(Entries shown begins)

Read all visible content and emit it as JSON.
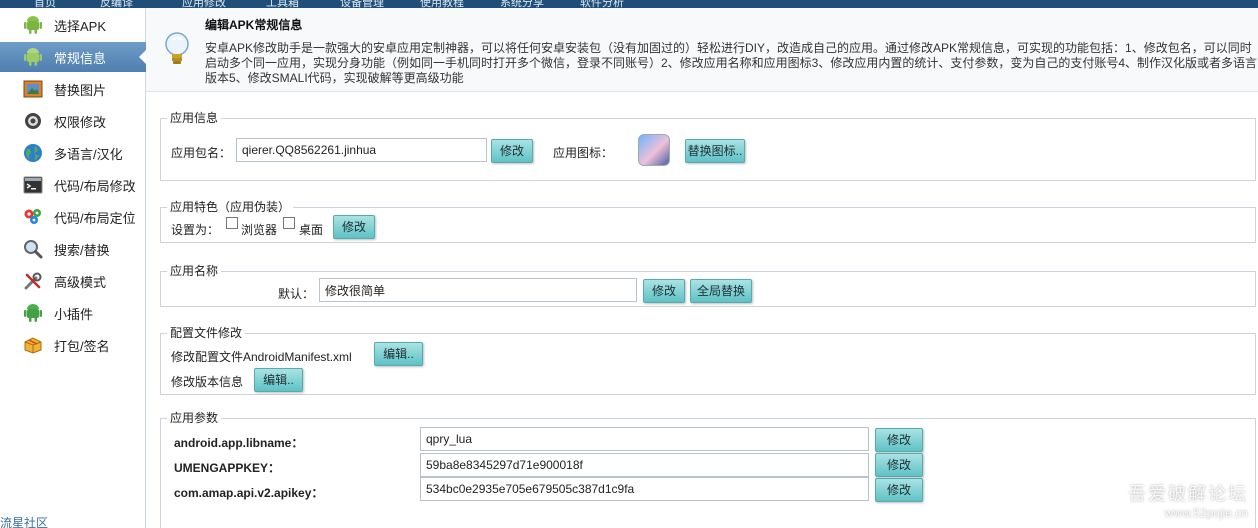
{
  "topnav": [
    "首页",
    "反编译",
    "应用修改",
    "工具箱",
    "设备管理",
    "使用教程",
    "系统分享",
    "软件分析"
  ],
  "sidebar": {
    "items": [
      {
        "label": "选择APK",
        "icon": "android-icon",
        "active": false
      },
      {
        "label": "常规信息",
        "icon": "android-icon",
        "active": true
      },
      {
        "label": "替换图片",
        "icon": "picture-icon",
        "active": false
      },
      {
        "label": "权限修改",
        "icon": "shield-icon",
        "active": false
      },
      {
        "label": "多语言/汉化",
        "icon": "globe-icon",
        "active": false
      },
      {
        "label": "代码/布局修改",
        "icon": "terminal-icon",
        "active": false
      },
      {
        "label": "代码/布局定位",
        "icon": "location-pin-icon",
        "active": false
      },
      {
        "label": "搜索/替换",
        "icon": "magnifier-icon",
        "active": false
      },
      {
        "label": "高级模式",
        "icon": "tools-icon",
        "active": false
      },
      {
        "label": "小插件",
        "icon": "android-icon",
        "active": false
      },
      {
        "label": "打包/签名",
        "icon": "package-icon",
        "active": false
      }
    ],
    "footer_link": "流星社区"
  },
  "header": {
    "title": "编辑APK常规信息",
    "description": "安卓APK修改助手是一款强大的安卓应用定制神器，可以将任何安卓安装包（没有加固过的）轻松进行DIY，改造成自己的应用。通过修改APK常规信息，可实现的功能包括：1、修改包名，可以同时启动多个同一应用，实现分身功能（例如同一手机同时打开多个微信，登录不同账号）2、修改应用名称和应用图标3、修改应用内置的统计、支付参数，变为自己的支付账号4、制作汉化版或者多语言版本5、修改SMALI代码，实现破解等更高级功能"
  },
  "app_info": {
    "title": "应用信息",
    "package_label": "应用包名：",
    "package_value": "qierer.QQ8562261.jinhua",
    "modify_btn": "修改",
    "icon_label": "应用图标：",
    "replace_icon_btn": "替换图标.."
  },
  "app_feature": {
    "title": "应用特色（应用伪装）",
    "set_label": "设置为：",
    "browser_label": "浏览器",
    "browser_checked": false,
    "desktop_label": "桌面",
    "desktop_checked": false,
    "modify_btn": "修改"
  },
  "app_name": {
    "title": "应用名称",
    "default_label": "默认：",
    "default_value": "修改很简单",
    "modify_btn": "修改",
    "global_replace_btn": "全局替换"
  },
  "config_file": {
    "title": "配置文件修改",
    "manifest_label": "修改配置文件AndroidManifest.xml",
    "manifest_btn": "编辑..",
    "version_label": "修改版本信息",
    "version_btn": "编辑.."
  },
  "app_params": {
    "title": "应用参数",
    "rows": [
      {
        "key": "android.app.libname：",
        "value": "qpry_lua",
        "btn": "修改"
      },
      {
        "key": "UMENGAPPKEY：",
        "value": "59ba8e8345297d71e900018f",
        "btn": "修改"
      },
      {
        "key": "com.amap.api.v2.apikey：",
        "value": "534bc0e2935e705e679505c387d1c9fa",
        "btn": "修改"
      }
    ]
  },
  "watermark": {
    "line1": "吾爱破解论坛",
    "line2": "www.52pojie.cn"
  }
}
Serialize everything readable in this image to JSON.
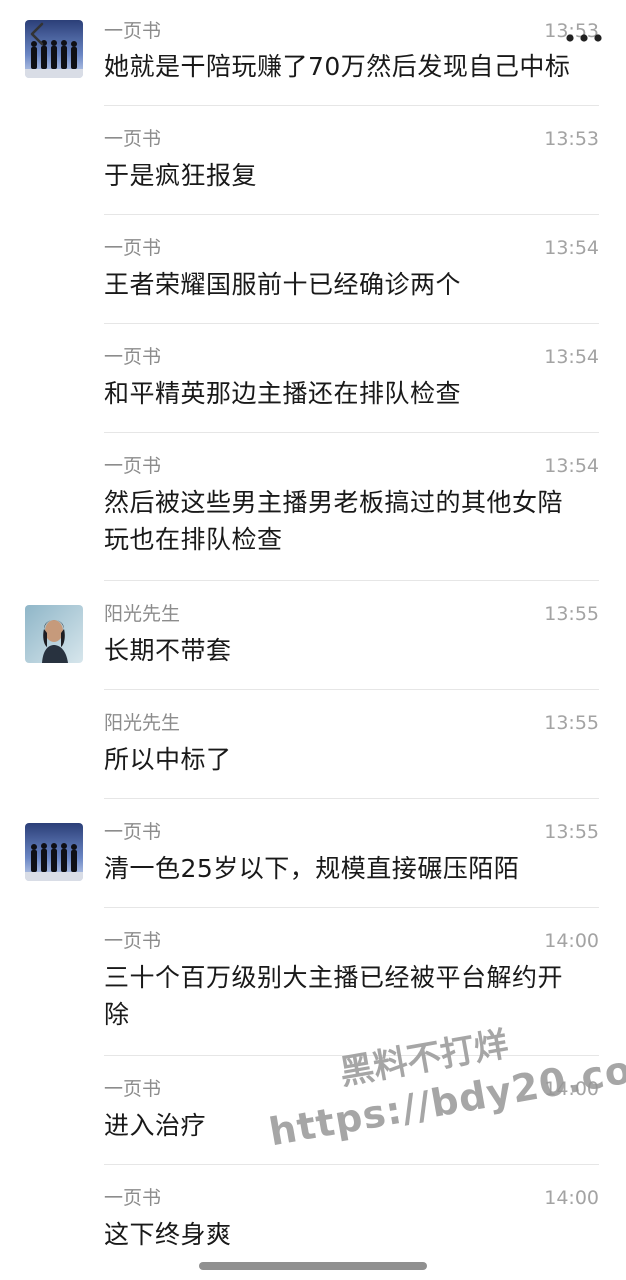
{
  "header": {
    "back_icon": "chevron-left-icon",
    "more_icon": "more-dots-icon"
  },
  "messages": [
    {
      "sender": "一页书",
      "time": "13:53",
      "text": "她就是干陪玩赚了70万然后发现自己中标",
      "avatar": "group-silhouette"
    },
    {
      "sender": "一页书",
      "time": "13:53",
      "text": "于是疯狂报复"
    },
    {
      "sender": "一页书",
      "time": "13:54",
      "text": "王者荣耀国服前十已经确诊两个"
    },
    {
      "sender": "一页书",
      "time": "13:54",
      "text": "和平精英那边主播还在排队检查"
    },
    {
      "sender": "一页书",
      "time": "13:54",
      "text": "然后被这些男主播男老板搞过的其他女陪玩也在排队检查"
    },
    {
      "sender": "阳光先生",
      "time": "13:55",
      "text": "长期不带套",
      "avatar": "man-portrait"
    },
    {
      "sender": "阳光先生",
      "time": "13:55",
      "text": "所以中标了"
    },
    {
      "sender": "一页书",
      "time": "13:55",
      "text": "清一色25岁以下，规模直接碾压陌陌",
      "avatar": "group-silhouette"
    },
    {
      "sender": "一页书",
      "time": "14:00",
      "text": "三十个百万级别大主播已经被平台解约开除"
    },
    {
      "sender": "一页书",
      "time": "14:00",
      "text": "进入治疗"
    },
    {
      "sender": "一页书",
      "time": "14:00",
      "text": "这下终身爽"
    }
  ],
  "watermark": {
    "line1": "黑料不打烊",
    "line2": "https://bdy20.co"
  },
  "colors": {
    "background": "#ffffff",
    "text": "#191919",
    "name": "#8c8c8c",
    "time": "#a3a3a3",
    "divider": "#e6e6e6"
  }
}
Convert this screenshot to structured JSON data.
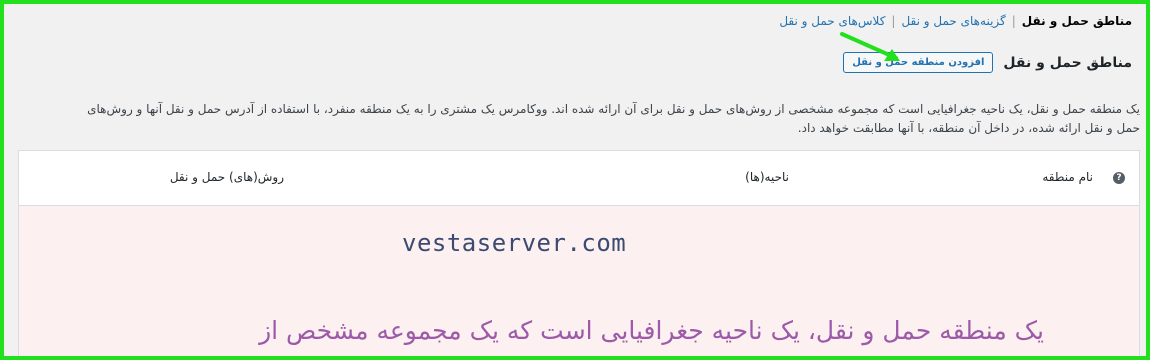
{
  "subnav": {
    "current": "مناطق حمل و نقل",
    "options": "گزینه‌های حمل و نقل",
    "classes": "کلاس‌های حمل و نقل"
  },
  "page_title": "مناطق حمل و نقل",
  "add_zone_button": "افزودن منطقه حمل و نقل",
  "description": {
    "line1": "یک منطقه حمل و نقل، یک ناحیه جغرافیایی است که مجموعه مشخصی از روش‌های حمل و نقل برای آن ارائه شده اند. ووکامرس یک مشتری را به یک منطقه منفرد، با استفاده از آدرس حمل و نقل آنها و روش‌های",
    "line2": "حمل و نقل ارائه شده، در داخل آن منطقه، با آنها مطابقت خواهد داد."
  },
  "table": {
    "help_icon": "?",
    "columns": [
      "نام منطقه",
      "ناحیه(ها)",
      "روش(های) حمل و نقل"
    ]
  },
  "watermark": "vestaserver.com",
  "overlay_caption": "یک منطقه حمل و نقل، یک ناحیه جغرافیایی است که یک مجموعه مشخص از",
  "colors": {
    "frame_border": "#22e01e",
    "link": "#2271b1",
    "arrow": "#22e01e",
    "caption": "#9c5aa9"
  }
}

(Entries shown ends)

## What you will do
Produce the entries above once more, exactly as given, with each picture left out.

## Solution for this task
Read all visible content and emit it as JSON.
{
  "topnav": [
    "首页",
    "反编译",
    "应用修改",
    "工具箱",
    "设备管理",
    "使用教程",
    "系统分享",
    "软件分析"
  ],
  "sidebar": {
    "items": [
      {
        "label": "选择APK",
        "icon": "android-icon",
        "active": false
      },
      {
        "label": "常规信息",
        "icon": "android-icon",
        "active": true
      },
      {
        "label": "替换图片",
        "icon": "picture-icon",
        "active": false
      },
      {
        "label": "权限修改",
        "icon": "shield-icon",
        "active": false
      },
      {
        "label": "多语言/汉化",
        "icon": "globe-icon",
        "active": false
      },
      {
        "label": "代码/布局修改",
        "icon": "terminal-icon",
        "active": false
      },
      {
        "label": "代码/布局定位",
        "icon": "location-pin-icon",
        "active": false
      },
      {
        "label": "搜索/替换",
        "icon": "magnifier-icon",
        "active": false
      },
      {
        "label": "高级模式",
        "icon": "tools-icon",
        "active": false
      },
      {
        "label": "小插件",
        "icon": "android-icon",
        "active": false
      },
      {
        "label": "打包/签名",
        "icon": "package-icon",
        "active": false
      }
    ],
    "footer_link": "流星社区"
  },
  "header": {
    "title": "编辑APK常规信息",
    "description": "安卓APK修改助手是一款强大的安卓应用定制神器，可以将任何安卓安装包（没有加固过的）轻松进行DIY，改造成自己的应用。通过修改APK常规信息，可实现的功能包括：1、修改包名，可以同时启动多个同一应用，实现分身功能（例如同一手机同时打开多个微信，登录不同账号）2、修改应用名称和应用图标3、修改应用内置的统计、支付参数，变为自己的支付账号4、制作汉化版或者多语言版本5、修改SMALI代码，实现破解等更高级功能"
  },
  "app_info": {
    "title": "应用信息",
    "package_label": "应用包名：",
    "package_value": "qierer.QQ8562261.jinhua",
    "modify_btn": "修改",
    "icon_label": "应用图标：",
    "replace_icon_btn": "替换图标.."
  },
  "app_feature": {
    "title": "应用特色（应用伪装）",
    "set_label": "设置为：",
    "browser_label": "浏览器",
    "browser_checked": false,
    "desktop_label": "桌面",
    "desktop_checked": false,
    "modify_btn": "修改"
  },
  "app_name": {
    "title": "应用名称",
    "default_label": "默认：",
    "default_value": "修改很简单",
    "modify_btn": "修改",
    "global_replace_btn": "全局替换"
  },
  "config_file": {
    "title": "配置文件修改",
    "manifest_label": "修改配置文件AndroidManifest.xml",
    "manifest_btn": "编辑..",
    "version_label": "修改版本信息",
    "version_btn": "编辑.."
  },
  "app_params": {
    "title": "应用参数",
    "rows": [
      {
        "key": "android.app.libname：",
        "value": "qpry_lua",
        "btn": "修改"
      },
      {
        "key": "UMENGAPPKEY：",
        "value": "59ba8e8345297d71e900018f",
        "btn": "修改"
      },
      {
        "key": "com.amap.api.v2.apikey：",
        "value": "534bc0e2935e705e679505c387d1c9fa",
        "btn": "修改"
      }
    ]
  },
  "watermark": {
    "line1": "吾爱破解论坛",
    "line2": "www.52pojie.cn"
  }
}
Serialize everything readable in this image to JSON.
{
  "header": {
    "back_icon": "chevron-left-icon",
    "more_icon": "more-dots-icon"
  },
  "messages": [
    {
      "sender": "一页书",
      "time": "13:53",
      "text": "她就是干陪玩赚了70万然后发现自己中标",
      "avatar": "group-silhouette"
    },
    {
      "sender": "一页书",
      "time": "13:53",
      "text": "于是疯狂报复"
    },
    {
      "sender": "一页书",
      "time": "13:54",
      "text": "王者荣耀国服前十已经确诊两个"
    },
    {
      "sender": "一页书",
      "time": "13:54",
      "text": "和平精英那边主播还在排队检查"
    },
    {
      "sender": "一页书",
      "time": "13:54",
      "text": "然后被这些男主播男老板搞过的其他女陪玩也在排队检查"
    },
    {
      "sender": "阳光先生",
      "time": "13:55",
      "text": "长期不带套",
      "avatar": "man-portrait"
    },
    {
      "sender": "阳光先生",
      "time": "13:55",
      "text": "所以中标了"
    },
    {
      "sender": "一页书",
      "time": "13:55",
      "text": "清一色25岁以下，规模直接碾压陌陌",
      "avatar": "group-silhouette"
    },
    {
      "sender": "一页书",
      "time": "14:00",
      "text": "三十个百万级别大主播已经被平台解约开除"
    },
    {
      "sender": "一页书",
      "time": "14:00",
      "text": "进入治疗"
    },
    {
      "sender": "一页书",
      "time": "14:00",
      "text": "这下终身爽"
    }
  ],
  "watermark": {
    "line1": "黑料不打烊",
    "line2": "https://bdy20.co"
  },
  "colors": {
    "background": "#ffffff",
    "text": "#191919",
    "name": "#8c8c8c",
    "time": "#a3a3a3",
    "divider": "#e6e6e6"
  }
}
Convert this screenshot to structured JSON data.
{
  "subnav": {
    "current": "مناطق حمل و نقل",
    "options": "گزینه‌های حمل و نقل",
    "classes": "کلاس‌های حمل و نقل"
  },
  "page_title": "مناطق حمل و نقل",
  "add_zone_button": "افزودن منطقه حمل و نقل",
  "description": {
    "line1": "یک منطقه حمل و نقل، یک ناحیه جغرافیایی است که مجموعه مشخصی از روش‌های حمل و نقل برای آن ارائه شده اند. ووکامرس یک مشتری را به یک منطقه منفرد، با استفاده از آدرس حمل و نقل آنها و روش‌های",
    "line2": "حمل و نقل ارائه شده، در داخل آن منطقه، با آنها مطابقت خواهد داد."
  },
  "table": {
    "help_icon": "?",
    "columns": [
      "نام منطقه",
      "ناحیه(ها)",
      "روش(های) حمل و نقل"
    ]
  },
  "watermark": "vestaserver.com",
  "overlay_caption": "یک منطقه حمل و نقل، یک ناحیه جغرافیایی است که یک مجموعه مشخص از",
  "colors": {
    "frame_border": "#22e01e",
    "link": "#2271b1",
    "arrow": "#22e01e",
    "caption": "#9c5aa9"
  }
}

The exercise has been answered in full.